I hope this answers your questions about the waste treatment but let me know if there's anything else!

Alison]]>
Mobile or portable solutions, public toilets Thu, 24 Apr 2014 16:53:35 +0000
Re: The Clam - A compostable chamber pot. - by: Mona http://forum.susana.org/forum/categories/52-mobile-or-portable-solutions-public-toilets/7649-the-clam-a-compostable-chamber-pot#8322 http://forum.susana.org/forum/categories/52-mobile-or-portable-solutions-public-toilets/7649-the-clam-a-compostable-chamber-pot#8322 Thanks for sharing and welcome to SuSanA forum! The chamber pot recipe sounds great. I'm very curious to know more, since I started in February to research on the same idea. I found a company that produces cellulose bowls for hospital toilets. The bowls are from recycled paper and are supposed to be water-tight at least for 4h. See their website: www.ecopatent.net/Bowl-for-Toilet-Seat-NT-CB-1/ (for some reason there are many more products shown on their German website, just change the language to see more)
Very interesting are the disposable urinals for men and women that are also made from cellulose and keep up to 1,5 liters of urine. The bowls and urinals are disposed into a machine (macerator) that defibrates and liquefies it. The sludge is disposed into the sewerage system.

Im experimenting with the bowls right now and would like to know more about your version.
- how long does your chamber hold the waste without leaking?
- how is the ratio, cardboard to grass clippings?
- could you post a picture?

Thanks in advance!
Mona

here a picture of the test with home-made fake-poop! ]]>
Mobile or portable solutions, public toilets Thu, 24 Apr 2014 16:21:23 +0000
Re: Piloting mobile sanitation with full service provision (MoSan, now in Kenya) - by: Mona http://forum.susana.org/forum/categories/52-mobile-or-portable-solutions-public-toilets/4710-piloting-mobile-sanitation-with-full-service-provision-mosan-now-in-kenya?limit=12&start=12#8178 http://forum.susana.org/forum/categories/52-mobile-or-portable-solutions-public-toilets/4710-piloting-mobile-sanitation-with-full-service-provision-mosan-now-in-kenya?limit=12&start=12#8178
I asked users to deliver their inner feces containers from the MoSan to our central treatment site, where Sanivation's concentrator is located.
- We had little time to find people who are willing to try it. Either people were busy preparing their crops, others find it more convenient that the collector comes to their house and others were limited in mobility (disabled person and mother with children)
- to simplify the container collection, I still think the deliverance/ drop off of feces containers by users themselves could be an alternative, but it is important to have well planned servicing zones and short ways till the next "Treatment Site"
- in this case the container plays a more important role. it does not only need to fulfill technical requirements for safe transport, also cultural and aesthetical. people will be more willing to carry "a bucket of shit" if it transports attributes like cleanliness, hygiene and supports the idea of sanitation as a status symbol!

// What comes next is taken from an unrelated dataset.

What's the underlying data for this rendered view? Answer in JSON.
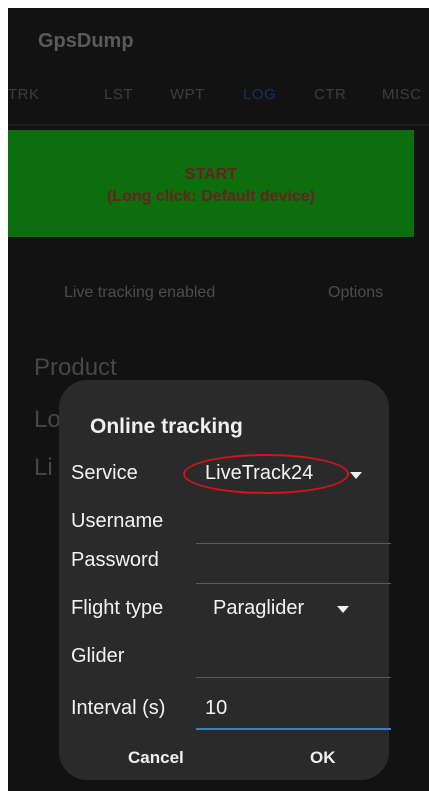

During collection times, people were not at home and we had to deal with delays:
- one solution is to place container outside the house at a safe place (e.g. behind the gate)
- in this case, the container needs an outstanding design or labeling to avoid stealing and confusion with existing containers in the neighborhood

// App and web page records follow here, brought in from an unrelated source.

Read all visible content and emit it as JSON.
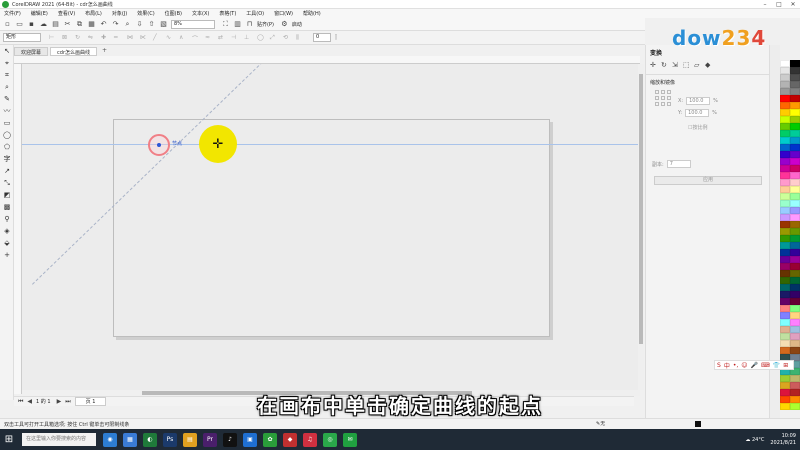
{
  "window": {
    "title": "CorelDRAW 2021 (64-Bit) - cdr怎么画曲线",
    "controls": [
      "–",
      "□",
      "✕"
    ]
  },
  "menubar": {
    "items": [
      "文件(F)",
      "编辑(E)",
      "查看(V)",
      "布局(L)",
      "对象(J)",
      "效果(C)",
      "位图(B)",
      "文本(X)",
      "表格(T)",
      "工具(O)",
      "窗口(W)",
      "帮助(H)"
    ]
  },
  "toolbar": {
    "zoom": "8%",
    "snap_label": "贴齐(P)",
    "launch_label": "启动"
  },
  "propbar": {
    "object_type": "矩形",
    "node_count": "0"
  },
  "doc_tabs": {
    "tabs": [
      "欢迎屏幕",
      "cdr怎么画曲线"
    ],
    "active": 1,
    "add": "+"
  },
  "canvas": {
    "node_label": "节点",
    "cursor_glyph": "✛"
  },
  "page_nav": {
    "first": "⏮",
    "prev": "◀",
    "count": "1 的 1",
    "next": "▶",
    "last": "⏭",
    "page_tab": "页 1"
  },
  "subtitle": "在画布中单击确定曲线的起点",
  "status": {
    "hint": "双击工具可打开工具箱选项; 按住 Ctrl 键单击可限制线条",
    "fill_label": "无"
  },
  "panel": {
    "title": "变换",
    "section": "缩放和镜像",
    "x_label": "X:",
    "x_value": "100.0",
    "y_label": "Y:",
    "y_value": "100.0",
    "pct": "%",
    "proportional": "按比例",
    "copies_label": "副本:",
    "copies_value": "7",
    "apply": "应用"
  },
  "palette": {
    "colors": [
      "#ffffff",
      "#000000",
      "#e6e6e6",
      "#333333",
      "#cccccc",
      "#4d4d4d",
      "#b3b3b3",
      "#666666",
      "#999999",
      "#808080",
      "#ff0000",
      "#c00000",
      "#ff6600",
      "#ff9900",
      "#ffcc00",
      "#ffff00",
      "#ccff00",
      "#99cc00",
      "#66cc00",
      "#00cc00",
      "#00cc66",
      "#00cc99",
      "#00cccc",
      "#0099cc",
      "#0066cc",
      "#0033cc",
      "#3300cc",
      "#6600cc",
      "#9900cc",
      "#cc00cc",
      "#cc0099",
      "#cc0066",
      "#ff3399",
      "#ff66cc",
      "#ff99cc",
      "#ffcccc",
      "#ffcc99",
      "#ffff99",
      "#ccff99",
      "#99ff99",
      "#99ffcc",
      "#99ffff",
      "#99ccff",
      "#9999ff",
      "#cc99ff",
      "#ff99ff",
      "#993300",
      "#996600",
      "#999900",
      "#669900",
      "#339900",
      "#009933",
      "#009999",
      "#006699",
      "#003399",
      "#330099",
      "#660099",
      "#990099",
      "#990066",
      "#990033",
      "#663300",
      "#666600",
      "#336600",
      "#006633",
      "#006666",
      "#003366",
      "#1a1a66",
      "#330066",
      "#660066",
      "#660033",
      "#ff8080",
      "#80ff80",
      "#8080ff",
      "#ffd480",
      "#80ffff",
      "#ff80ff",
      "#e0b090",
      "#a0c0e0",
      "#c0e0a0",
      "#e0a0c0",
      "#f5deb3",
      "#deb887",
      "#d2691e",
      "#8b4513",
      "#2f4f4f",
      "#708090",
      "#4682b4",
      "#5f9ea0",
      "#20b2aa",
      "#3cb371",
      "#9acd32",
      "#bdb76b",
      "#daa520",
      "#cd5c5c",
      "#dc143c",
      "#b22222",
      "#ff4500",
      "#ff8c00",
      "#ffd700",
      "#adff2f"
    ]
  },
  "watermark": {
    "a": "dow",
    "b": "23",
    "c": "4"
  },
  "ime": {
    "items": [
      "S",
      "中",
      "•,",
      "☺",
      "🎤",
      "⌨",
      "👕",
      "⊞"
    ]
  },
  "taskbar": {
    "start": "⊞",
    "search_placeholder": "在这里输入你要搜索的内容",
    "apps": [
      {
        "label": "◉",
        "color": "#2d7dd2"
      },
      {
        "label": "▦",
        "color": "#3a7bd5"
      },
      {
        "label": "◐",
        "color": "#1f7a3a"
      },
      {
        "label": "Ps",
        "color": "#1b3a6b"
      },
      {
        "label": "▤",
        "color": "#e0a020"
      },
      {
        "label": "Pr",
        "color": "#4a1f6b"
      },
      {
        "label": "♪",
        "color": "#111111"
      },
      {
        "label": "▣",
        "color": "#1f6fd2"
      },
      {
        "label": "✿",
        "color": "#2a9d3a"
      },
      {
        "label": "◆",
        "color": "#c03030"
      },
      {
        "label": "♫",
        "color": "#d03040"
      },
      {
        "label": "◎",
        "color": "#2aa84a"
      },
      {
        "label": "✉",
        "color": "#20a040"
      }
    ],
    "weather": "☁ 24°C",
    "time": "10:09",
    "date": "2021/8/21"
  }
}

Another interesting fact is that users prefer a male collector!
- the reason is that women are more likely to do gossip and are more curious regarding your home and privacy. Users explained that our male collector is perfect for the job, because he is just doing his business and not paying attention to your house and private things.

In Kenya people buy things usually on demand (single-portion packages for tea, coffee, washing powder, phone credit in very low amounts, etc.)
- this should be considered when designing the payment options for the sanitation service, e.g. pay per week or number of collections per month
- in Kenya phone payments are very common and famous. It could be possible to transfer a small fee after each collection

I will upload a flickr photo album and share more pictures with you!

All the best,
Mona



The collector service: The user asked the collector to enter her house and do the replacement inside.]]>
Mobile or portable solutions, public toilets Thu, 10 Apr 2014 10:42:40 +0000